Developing an efficient regulatory framework for new forms of payments is, however, challenging. The regulatory structure is fragmented, calling for cross-border cooperation among competition policy authorities, and banking, internet, and telecommunication regulators. While ensuring safety and stability of new forms of payments is obviously important, it is the nature of regulators to err on the safe side and to remain sceptical about new payment methods, especially after the crisis. The central banks may also have a vested interest – their seigniorage revenue is linked to cash use.
Despite these challenges – or perhaps because of them – it is vitally important for Europe to ensure the adoption of existing electronic forms of payments across the continent, and to speed up the spread of new payment media.
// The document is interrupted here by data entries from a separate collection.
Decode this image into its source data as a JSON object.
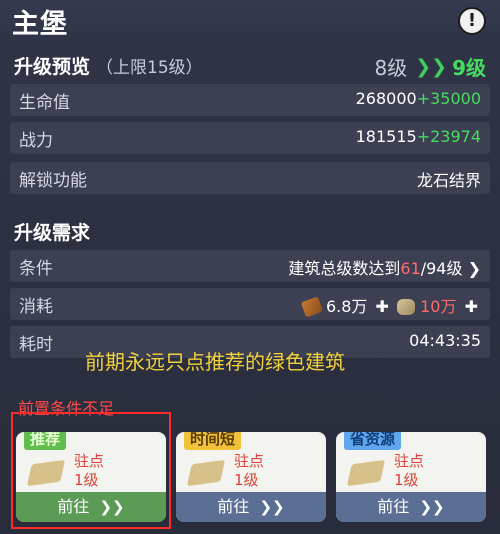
{
  "header": {
    "title": "主堡",
    "info_icon": "exclamation-icon"
  },
  "preview": {
    "title": "升级预览",
    "limit": "（上限15级）",
    "from_level": "8级",
    "arrow": "❯❯",
    "to_level": "9级",
    "rows": [
      {
        "label": "生命值",
        "base": "268000",
        "gain": "+35000"
      },
      {
        "label": "战力",
        "base": "181515",
        "gain": "+23974"
      },
      {
        "label": "解锁功能",
        "base": "龙石结界",
        "gain": ""
      }
    ]
  },
  "requirements": {
    "title": "升级需求",
    "condition_label": "条件",
    "condition_text": "建筑总级数达到",
    "condition_current": "61",
    "condition_target": "/94级",
    "consume_label": "消耗",
    "wood_amount": "6.8万",
    "stone_amount": "10万",
    "plus": "✚",
    "time_label": "耗时",
    "time_value": "04:43:35"
  },
  "annotation": "前期永远只点推荐的绿色建筑",
  "warning": "前置条件不足",
  "cards": [
    {
      "tag": "推荐",
      "name": "驻点",
      "level": "1级",
      "go": "前往"
    },
    {
      "tag": "时间短",
      "name": "驻点",
      "level": "1级",
      "go": "前往"
    },
    {
      "tag": "省资源",
      "name": "驻点",
      "level": "1级",
      "go": "前往"
    }
  ],
  "colors": {
    "accent_green": "#45dc5f",
    "warn_red": "#ff4a4a",
    "annotation_yellow": "#f2d13a"
  }
}
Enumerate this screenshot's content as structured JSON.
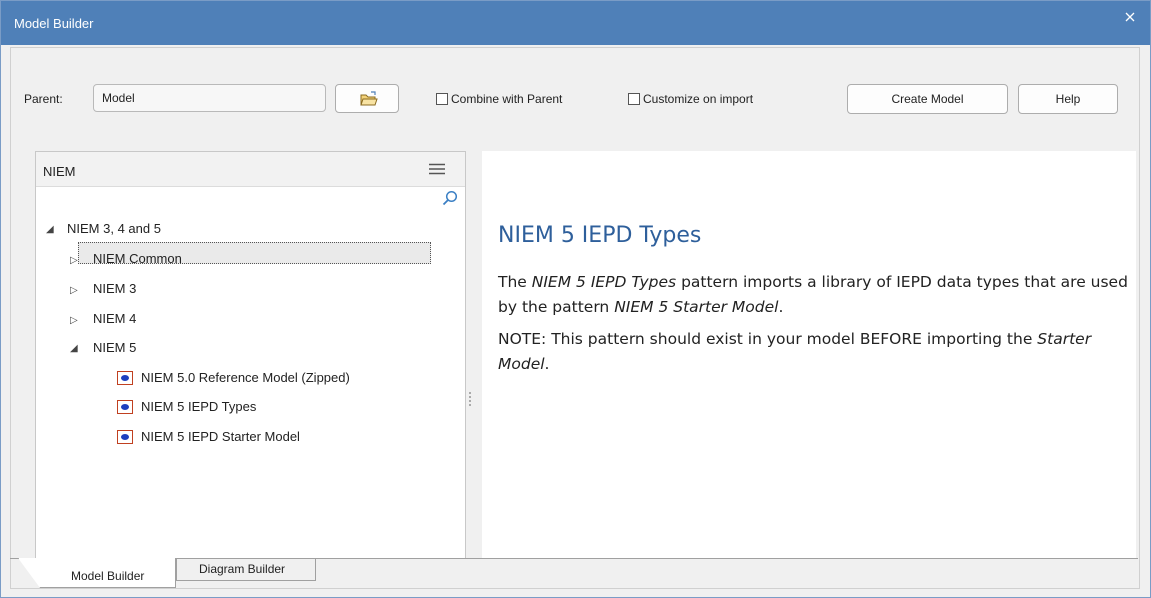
{
  "window": {
    "title": "Model Builder"
  },
  "toolbar": {
    "parent_label": "Parent:",
    "parent_value": "Model",
    "combine_label": "Combine with Parent",
    "combine_checked": false,
    "customize_label": "Customize on import",
    "customize_checked": false,
    "create_button": "Create Model",
    "help_button": "Help"
  },
  "tree": {
    "header": "NIEM",
    "root": {
      "label": "NIEM 3, 4 and 5",
      "expanded": true
    },
    "groups": [
      {
        "label": "NIEM Common",
        "expanded": false
      },
      {
        "label": "NIEM 3",
        "expanded": false
      },
      {
        "label": "NIEM 4",
        "expanded": false
      },
      {
        "label": "NIEM 5",
        "expanded": true
      }
    ],
    "leaves": [
      {
        "label": "NIEM 5.0 Reference Model (Zipped)",
        "selected": false
      },
      {
        "label": "NIEM 5 IEPD Types",
        "selected": true
      },
      {
        "label": "NIEM 5 IEPD Starter Model",
        "selected": false
      }
    ]
  },
  "description": {
    "title": "NIEM 5 IEPD Types",
    "p1_a": "The ",
    "p1_b": "NIEM 5 IEPD Types",
    "p1_c": " pattern imports a library of IEPD data types that are used by the pattern ",
    "p1_d": "NIEM 5 Starter Model",
    "p1_e": ".",
    "p2_a": "NOTE:  This pattern should exist in your model BEFORE importing the ",
    "p2_b": "Starter Model",
    "p2_c": "."
  },
  "tabs": [
    {
      "label": "Model Builder",
      "active": true
    },
    {
      "label": "Diagram Builder",
      "active": false
    }
  ],
  "colors": {
    "titlebar": "#4f80b8",
    "heading": "#2e5f9b",
    "leaf_icon_fill": "#1c3fbf",
    "leaf_icon_border": "#c04020"
  }
}
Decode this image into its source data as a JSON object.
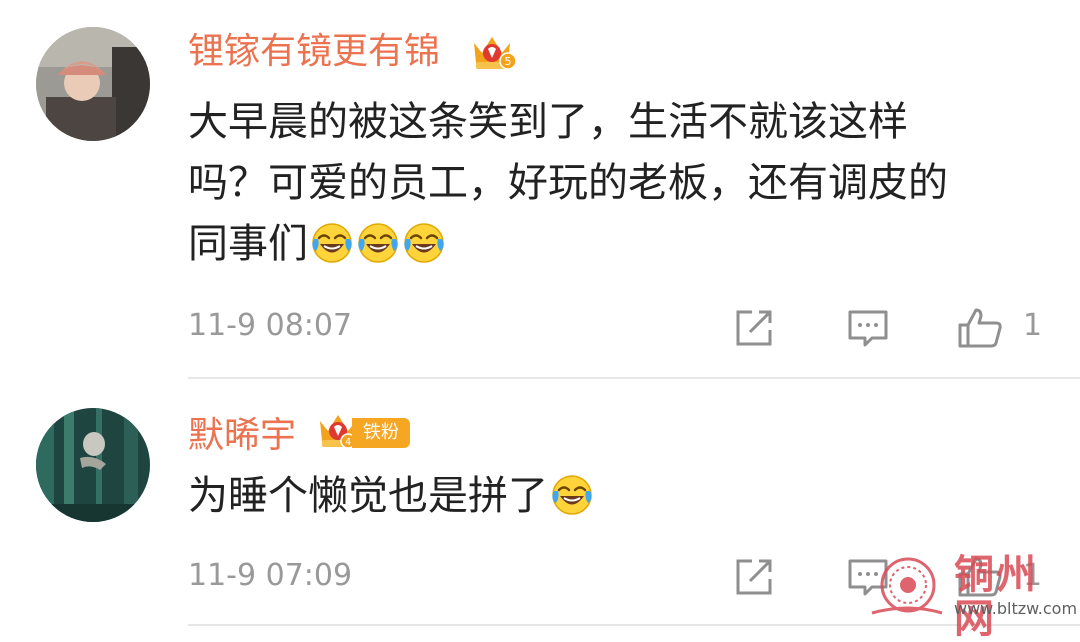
{
  "comments": [
    {
      "username": "锂镓有镜更有锦",
      "level": "5",
      "text_lines": [
        "大早晨的被这条笑到了，生活不就该这样",
        "吗？可爱的员工，好玩的老板，还有调皮的",
        "同事们"
      ],
      "emojis": [
        "laugh-cry-emoji",
        "laugh-cry-emoji",
        "laugh-cry-emoji"
      ],
      "time": "11-9 08:07",
      "likes": "1"
    },
    {
      "username": "默晞宇",
      "level": "4",
      "fan_tag": "铁粉",
      "text_lines": [
        "为睡个懒觉也是拼了"
      ],
      "emojis": [
        "laugh-cry-emoji"
      ],
      "time": "11-9 07:09",
      "likes": "1"
    }
  ],
  "icons": [
    "share-icon",
    "comment-icon",
    "like-icon",
    "crown-badge-icon"
  ],
  "colors": {
    "username": "#eb7350",
    "text": "#222222",
    "meta": "#999999",
    "badge": "#f5a623"
  },
  "watermark": {
    "title": "铜州网",
    "url": "www.bltzw.com"
  }
}
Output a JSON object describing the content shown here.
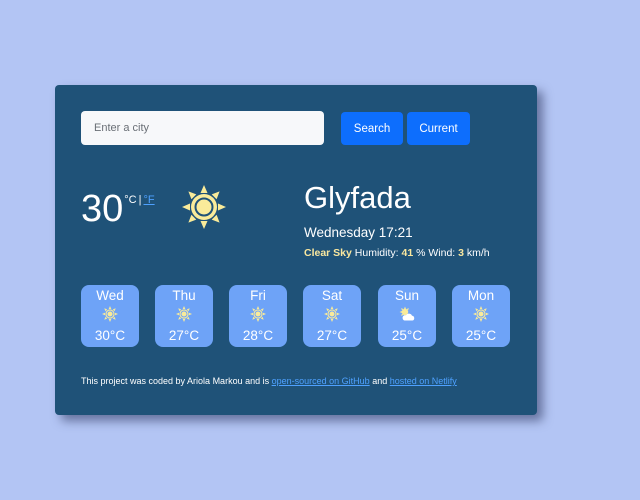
{
  "search": {
    "placeholder": "Enter a city",
    "value": "",
    "search_label": "Search",
    "current_label": "Current"
  },
  "current": {
    "temperature": "30",
    "unit_c": "°C",
    "unit_sep": "|",
    "unit_f": "°F",
    "icon": "sun-icon",
    "city": "Glyfada",
    "datetime": "Wednesday 17:21",
    "description": "Clear Sky",
    "humidity_label": "Humidity:",
    "humidity_value": "41",
    "humidity_unit": "%",
    "wind_label": "Wind:",
    "wind_value": "3",
    "wind_unit": "km/h"
  },
  "forecast": [
    {
      "day": "Wed",
      "temp": "30°C",
      "icon": "sun-icon"
    },
    {
      "day": "Thu",
      "temp": "27°C",
      "icon": "sun-icon"
    },
    {
      "day": "Fri",
      "temp": "28°C",
      "icon": "sun-icon"
    },
    {
      "day": "Sat",
      "temp": "27°C",
      "icon": "sun-icon"
    },
    {
      "day": "Sun",
      "temp": "25°C",
      "icon": "partly-cloudy-icon"
    },
    {
      "day": "Mon",
      "temp": "25°C",
      "icon": "sun-icon"
    }
  ],
  "footer": {
    "text_1": "This project was coded by Ariola Markou and is",
    "link_1": "open-sourced on GitHub",
    "text_2": "and",
    "link_2": "hosted on Netlify"
  },
  "colors": {
    "page_background": "#b3c5f4",
    "card_background": "#1f5278",
    "button": "#0d6efd",
    "forecast_tile": "#6ea3f7",
    "sun": "#f9eb9a",
    "highlight": "#f9e79f",
    "link": "#4ea1ff"
  }
}
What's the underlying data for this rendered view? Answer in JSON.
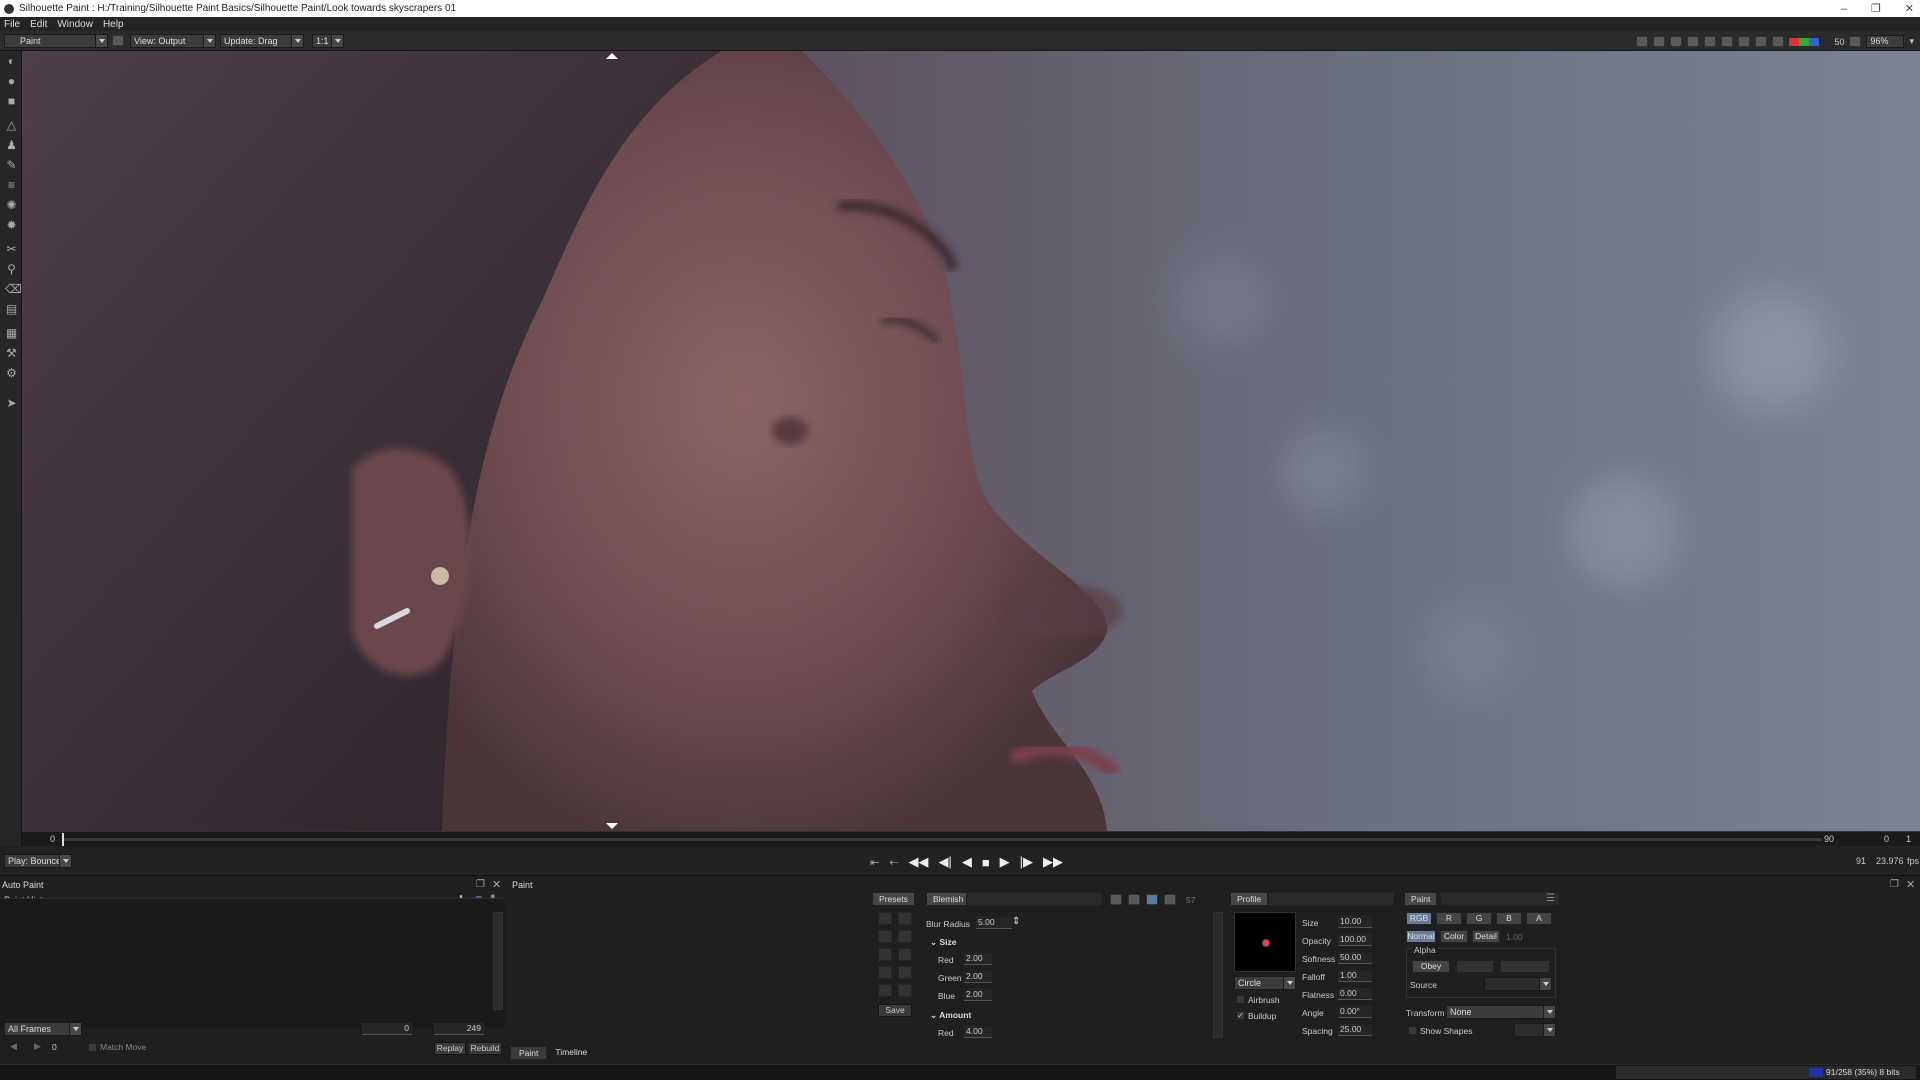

The European Commission’s Green Paper, “Towards an integrated European market for card, mobile and internet payments,” is a step in the right direction, but is not nearly enough.
Drehmann M, C Goodhart, and M Krueger (2002), “The challenges facing currency usage: will the traditional transaction medium be able to resist competition from the new technologies?”, Economic Policy 17, 195-227.
Hasan, I., De Renzis, T., Schmiedel, H., and Zhang, G. (2012a), “Retail payments and economic growth”, Bank of Finland Research Discussion Papers No 19/2012.
Hasan I, H Schmiedel and L Song, (2012b), “Return from retail banking and payments”, Journal of Financial Services Research 41, 163-195.
Hyytinen, A and T Takalo (2009), “Consumer awareness and the use of payment media: Evidence from young Finnish consumers”, Review of Network Economics 8, 164-188.
Martikainen E, H Schmiedel and T Takalo (2013), “Convergence in European retail payments”, Occasional Paper Series No 147, European Central Bank.
Schmiedel, H, G Kostova and W Ruttenberg (2012), “The social and private costs of retail payment instruments: A European perspective”, Occasional Paper Series No 137, European Central Bank.
Schneider, F and A Buehn (2010) “New estimates for the shadow economies all over the world”, International Economic Journal 24, 443-461.
Schneider, F and U Windischbauer (2008) “Money laundering: some facts”, European Journal of Law and Economics 26, 387-404.
1 Our estimations suggests that the number of cash transactions per inhabitant in the Eurozone have been the highest in Italy, Greece, Malta and Spain over the recent years despite the economic crisis.